Most of us have spent a considerable amount of time dealing with acne, especially during our teenage years. Three-step acne kits have helped us outgrow pimples and zits, but the aftermath persists — acne scars. Eliminating these marks is no small feat, but there are a number of treatments that can help prevent and reduce the appearance of scars for clearer skin.

Prevention and intervention are crucial when it comes to treating acne to lower the odds of scars forming; 95 percent of acne patients develop post-pimple hyperpigmentation to some degree. First, it's important to identify the type of acne scars, since they come in many shapes, sizes, and even colors. The most common are depressed or pitted scars, which result from inflammatory acne, or papulopustular acne —  lesions that consist of red blemishes, pimples, papules and pustules (zits) and larger swollen lesions (nodules). Depressed scars sit on collagen-rich scar tissue, preventing the skin from repairing the scar.

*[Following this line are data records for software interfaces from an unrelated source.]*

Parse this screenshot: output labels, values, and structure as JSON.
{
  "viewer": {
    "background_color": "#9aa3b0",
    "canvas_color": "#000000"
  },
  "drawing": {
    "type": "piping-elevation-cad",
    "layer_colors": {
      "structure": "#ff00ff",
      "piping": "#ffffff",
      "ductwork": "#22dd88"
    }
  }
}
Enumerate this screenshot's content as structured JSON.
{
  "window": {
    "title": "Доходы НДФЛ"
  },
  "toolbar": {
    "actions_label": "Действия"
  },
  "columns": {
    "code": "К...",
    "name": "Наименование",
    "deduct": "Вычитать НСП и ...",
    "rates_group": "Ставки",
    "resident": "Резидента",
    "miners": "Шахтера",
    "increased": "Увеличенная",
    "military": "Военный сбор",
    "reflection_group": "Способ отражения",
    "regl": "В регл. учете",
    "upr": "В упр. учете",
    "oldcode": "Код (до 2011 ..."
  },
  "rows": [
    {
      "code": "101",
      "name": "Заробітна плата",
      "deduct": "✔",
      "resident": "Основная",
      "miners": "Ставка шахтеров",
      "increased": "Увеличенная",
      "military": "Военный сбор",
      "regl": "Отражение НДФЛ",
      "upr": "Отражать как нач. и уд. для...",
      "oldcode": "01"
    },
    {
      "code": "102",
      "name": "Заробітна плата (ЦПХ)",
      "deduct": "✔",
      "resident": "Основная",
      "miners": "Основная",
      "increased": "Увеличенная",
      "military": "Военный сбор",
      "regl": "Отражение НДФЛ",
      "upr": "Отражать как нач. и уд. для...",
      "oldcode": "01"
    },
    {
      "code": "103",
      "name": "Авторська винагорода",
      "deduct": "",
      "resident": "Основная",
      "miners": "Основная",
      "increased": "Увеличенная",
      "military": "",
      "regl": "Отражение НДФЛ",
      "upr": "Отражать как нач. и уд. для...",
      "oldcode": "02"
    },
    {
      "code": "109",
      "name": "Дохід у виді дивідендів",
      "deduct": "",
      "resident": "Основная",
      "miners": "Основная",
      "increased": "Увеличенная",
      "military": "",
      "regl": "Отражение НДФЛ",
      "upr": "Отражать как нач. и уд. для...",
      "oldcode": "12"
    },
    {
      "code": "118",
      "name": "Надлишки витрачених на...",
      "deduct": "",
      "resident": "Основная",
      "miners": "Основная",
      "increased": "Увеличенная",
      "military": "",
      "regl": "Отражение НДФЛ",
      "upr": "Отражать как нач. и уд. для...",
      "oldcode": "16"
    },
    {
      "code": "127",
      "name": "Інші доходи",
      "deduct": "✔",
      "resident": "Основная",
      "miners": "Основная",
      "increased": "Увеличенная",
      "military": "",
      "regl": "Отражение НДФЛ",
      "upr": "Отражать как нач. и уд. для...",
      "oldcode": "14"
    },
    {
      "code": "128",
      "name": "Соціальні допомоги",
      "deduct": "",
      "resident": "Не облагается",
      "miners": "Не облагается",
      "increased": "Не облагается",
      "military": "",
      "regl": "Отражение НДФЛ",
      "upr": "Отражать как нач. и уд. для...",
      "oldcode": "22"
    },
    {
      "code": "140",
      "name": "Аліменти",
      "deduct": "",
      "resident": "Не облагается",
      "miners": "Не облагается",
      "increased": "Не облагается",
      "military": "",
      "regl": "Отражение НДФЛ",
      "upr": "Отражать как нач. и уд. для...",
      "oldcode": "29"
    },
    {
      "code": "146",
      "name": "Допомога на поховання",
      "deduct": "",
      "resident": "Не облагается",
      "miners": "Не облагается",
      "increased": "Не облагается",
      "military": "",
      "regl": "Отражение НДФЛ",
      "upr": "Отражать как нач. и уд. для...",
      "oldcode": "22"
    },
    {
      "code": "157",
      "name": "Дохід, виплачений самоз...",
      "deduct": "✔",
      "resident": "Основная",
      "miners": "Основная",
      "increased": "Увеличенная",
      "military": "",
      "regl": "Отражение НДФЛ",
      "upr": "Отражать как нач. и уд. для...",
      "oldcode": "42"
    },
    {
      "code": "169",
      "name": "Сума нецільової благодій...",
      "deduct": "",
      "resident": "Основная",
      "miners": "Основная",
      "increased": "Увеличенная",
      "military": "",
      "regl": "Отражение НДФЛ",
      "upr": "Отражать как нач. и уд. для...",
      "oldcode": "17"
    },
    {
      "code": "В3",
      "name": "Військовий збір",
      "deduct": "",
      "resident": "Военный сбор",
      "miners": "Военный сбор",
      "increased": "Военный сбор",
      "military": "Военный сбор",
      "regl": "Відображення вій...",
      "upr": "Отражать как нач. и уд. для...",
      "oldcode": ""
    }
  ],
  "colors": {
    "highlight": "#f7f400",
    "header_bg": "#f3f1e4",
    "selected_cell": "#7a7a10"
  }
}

Two major categories of lasers are used in laser treatments as part of acne scar therapy. Ablative (resurfacing) lasers remove the outer layers of the skin via burning away scar tissue and allow the dermal collagen to tighten. This reduces the level of scar visibility. Meanwhile, non-ablative lasers trigger changes within the dermis without affecting the epidermis. Similar to ablative lasers, non-ablative lasers allow the dermal collagen to tighten via heating to reduce visibility.

Other dermatological treatments include a chemical peel — applying strong acid — that can deeply penetrate into the skin. This option is used to treat mild acne scars. However, for ice pick acne scars, which are usually deep and narrow, punch excisions work better at bringing the dermis together to get rid of the margins. Sometimes the scar may fade on its own.

Subcision and dermabrasion involve sharp instruments that are meant to break away the damaged tissue. In subcision, dermatologists apply a tiny scalpel or needle to the scar tissue to help produce new collagen, while dermabrasion involves anesthetizing the skin and freezing it as a blade removes it.

These dermatological procedures, from laser treatments to chemical peels, can help minimize the appearance of acne scars. Marks are all unique, so it’s best to consult with a dermatologist to determine what treatment works best for the type of scarring.